Basketball, skateboarding and playing video games are popular distractions. So are intra-band prank wars, fighting off heat stroke and smoking about a billion cigarettes. Frequently these activities are done simultaneously. And often, the participants are shirtless (see "Warped Tour '05: Backstage at the Punk Rock Circus").
Fall Out Boy are a little bit different. While their Warped days do consist of a good bit of screwing around, they're using their free time to write new songs and make further plans for world domination. Also, they're usually wearing shirts.
"Yeah, I've been writing a bunch of new stuff, but it's all secret," Fall Out Boy frontman Patrick Stump said. "In fact, I may or may not have been writing stuff this entire interview."
OK then. Aside from impromptu songwriting, the guys have also been making plans for a rather unique guerrilla-style assembly hall tour, which is about as far removed from their upcoming headlining slot on the Nintendo Fusion tour as the band can get (see [article id="1504629"]"Fall Out Boy Making Their Own Magic On Fall Headlining Tour"[/article]).
"It's something we've always wanted to do as a band, just a quick jaunt through VFW halls and venues like that. We'd announce the show the night before or maybe play under some secret names," bassist Pete Wentz said. "And we thought it would be cool because we don't feel like any band has gotten to a certain size and still gone on a VFW hall tour. So we'd like to play a couple of dates on the East Coast. Watch out for it."
The VFW tour is just one of several nostalgia-fueled ideas the band has kicking around at the moment. Fall Out Boy have also been making plans to play a New Year's Eve acoustic show, a throwback to their early days when they'd perform unplugged at the apartment they once shared. It's a common theme for the band these days: growing in popularity while desperately longing for a return to their days as unknowns (see "Fall Out Boy Avoid Falling-Out By Making Friendship Top Priority").
"I totally miss all that stuff. Touring in a van, playing small shows — those end up being the coolest times," Wentz said. "Sure, they were terrible at the time, and we slept on a lot of floors next to a lot of cat poop. But when you think about them, they were what brought everybody together. They were like adventures."

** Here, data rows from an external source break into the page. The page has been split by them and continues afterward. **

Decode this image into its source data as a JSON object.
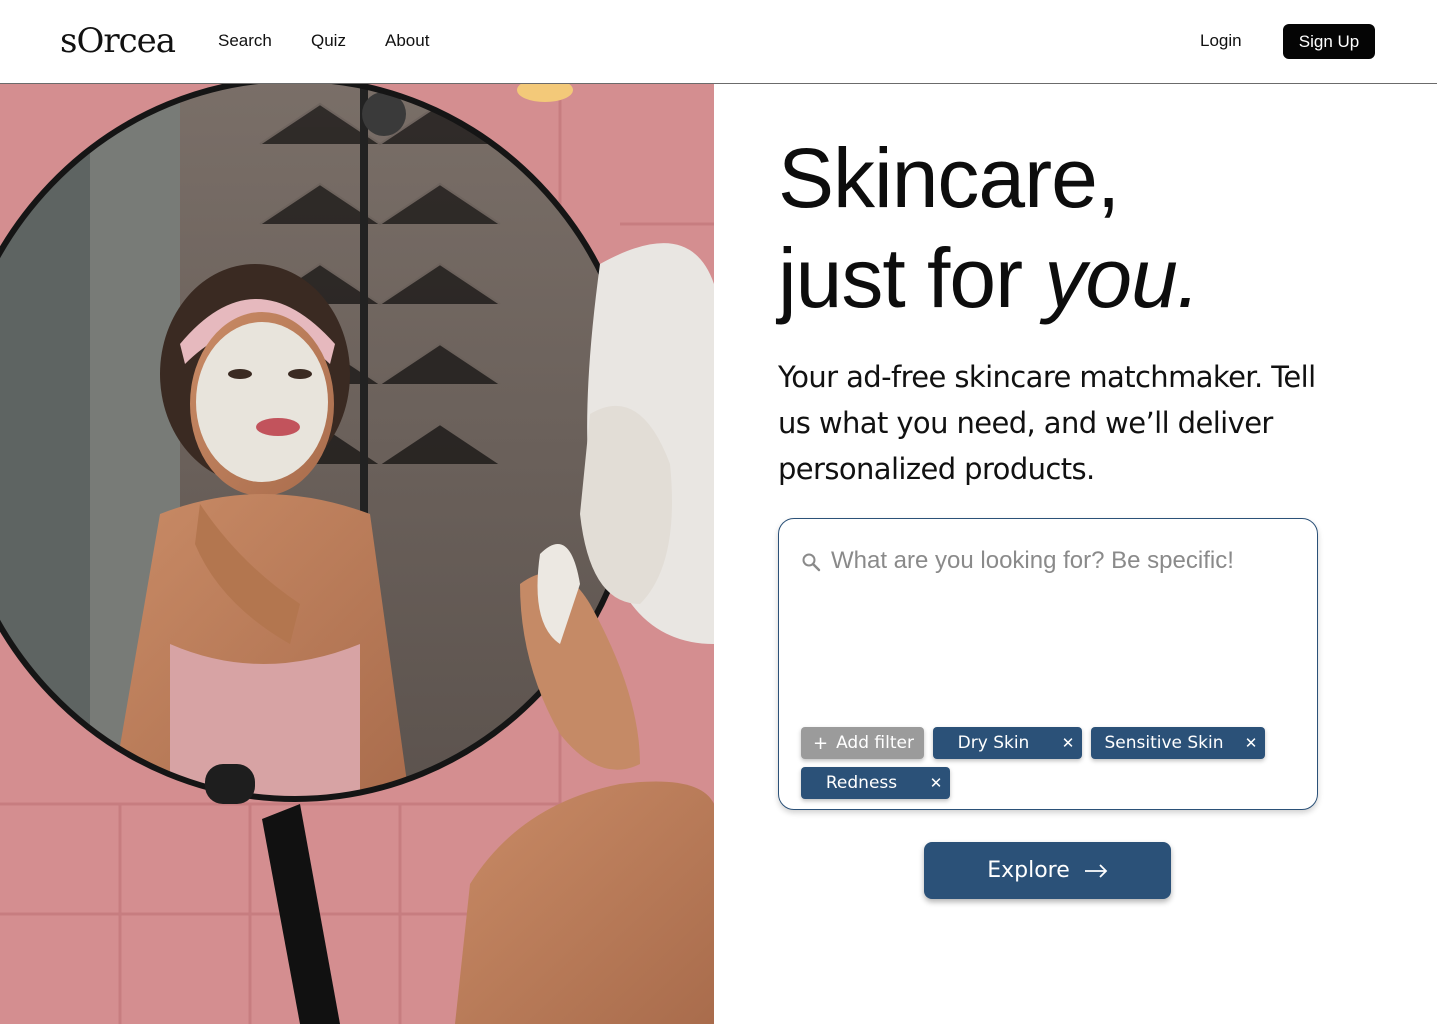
{
  "nav": {
    "logo": "sOrcea",
    "links": [
      "Search",
      "Quiz",
      "About"
    ],
    "login": "Login",
    "signup": "Sign Up"
  },
  "hero": {
    "headline_line1": "Skincare,",
    "headline_line2_prefix": "just for ",
    "headline_line2_italic": "you.",
    "subtext": "Your ad-free skincare matchmaker. Tell us what you need, and we’ll deliver personalized products."
  },
  "search": {
    "placeholder": "What are you looking for? Be specific!",
    "value": "",
    "add_filter": "Add filter",
    "filters": [
      "Dry Skin",
      "Sensitive Skin",
      "Redness"
    ]
  },
  "cta": {
    "explore": "Explore"
  },
  "colors": {
    "primary": "#2b5178",
    "signup_bg": "#050505",
    "add_filter_bg": "#9b9b9b",
    "tile_pink": "#d9898c"
  },
  "icons": [
    "search-icon",
    "plus-icon",
    "close-icon",
    "arrow-right-icon"
  ]
}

"Things were way more fun because it was more dangerous. You didn't know if you had a place to sleep," drummer Andy Hurley added. "Now the only decision we have to make is which pool of money to sleep in. And that's not really that fun."
They have been making other decisions — honest — including just what to do about the video for their second single, "Dance, Dance." As previously reported, the band were taking inspiration from R. Kelly's overwrought opus "Trapped in the Closet" (see [article id="1507025"]"Fall Out Boy Demand R. Kelly Finish 'Trapped In The Closet"[/article]), but it looks like plans have changed a bit in recent days — which might have more than a little to do with having 23 and a half hours on your hands.
"OK, I can say some more about the video. I got a new analogy for you about it. It's like R. Kelly's 'Trapped in the Closet,' meets Nirvana's 'Smells Like Teen Spirit,' " Wentz laughed. "But with the prologue and epilogue still taking place on the Internet. And I'm being completely serious. Wrap your mind around that."